Sunday, 18 June 2017

Wandering Percher


The Wandering Percher Diplacodes bipunctata is a more or less ubiquitous dragonfly in Australia (except for Tasmania). This one is male and was photographed in south-east Queensland. They commonly perch on the ground or rocks rather than vegetation. The species is an early coloniser of newly created ponds. It is in the Libellulidae family of dragonflies and looks remarkably similar to members of that family present in France. 

Saturday, 17 June 2017

Visiting the Valerian


One of the places we took Annette and Bruce when they visited from Australia recently was Ferrière Larçon. Along the path to Saint Mandé's magic spring the Red Valerian Centranthus ruber (Fr. Valériane rouge) growing on the wall was teaming with lepidoptera.

Annette, Bruce and Simon heading back towards the church.

Male Brimstone  Gonepteryx rhamni (Fr. Citron).
 Very common.

 Dark Green Fritillary Argynnis aglaja (Fr. Grand Nacré).
This is a new species for me, so I was rather excited. The field guide says it is common and conspicuous in the Touraine Loire Valley and the Brenne, but somehow it has never flitted across my eyeline. Its caterpillar food plant is wild violets (Hairy Violet, Marsh Violet) and the adult butterfly frequents flowery grassland, forest edges and heathland.

Dark Green Fritillary.

Hummingbird Hawk Moth Macroglossum stellartarum (Fr. Moro sphinx).

Peacock Aglais io (Fr. Paon du jour).
Very common.

These were by no means the only species enjoying the valerian.
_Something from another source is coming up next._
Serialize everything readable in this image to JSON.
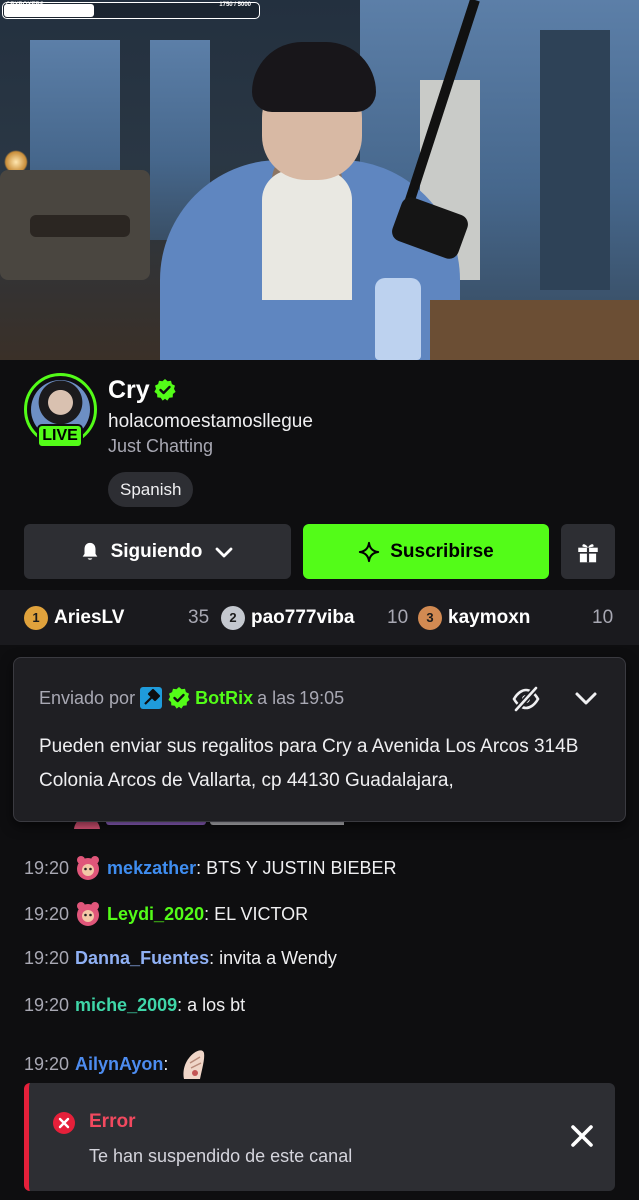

There were also Small Whites, Painted Ladies, Meadow Browns and Broad Bordered Bee Hawk Moths.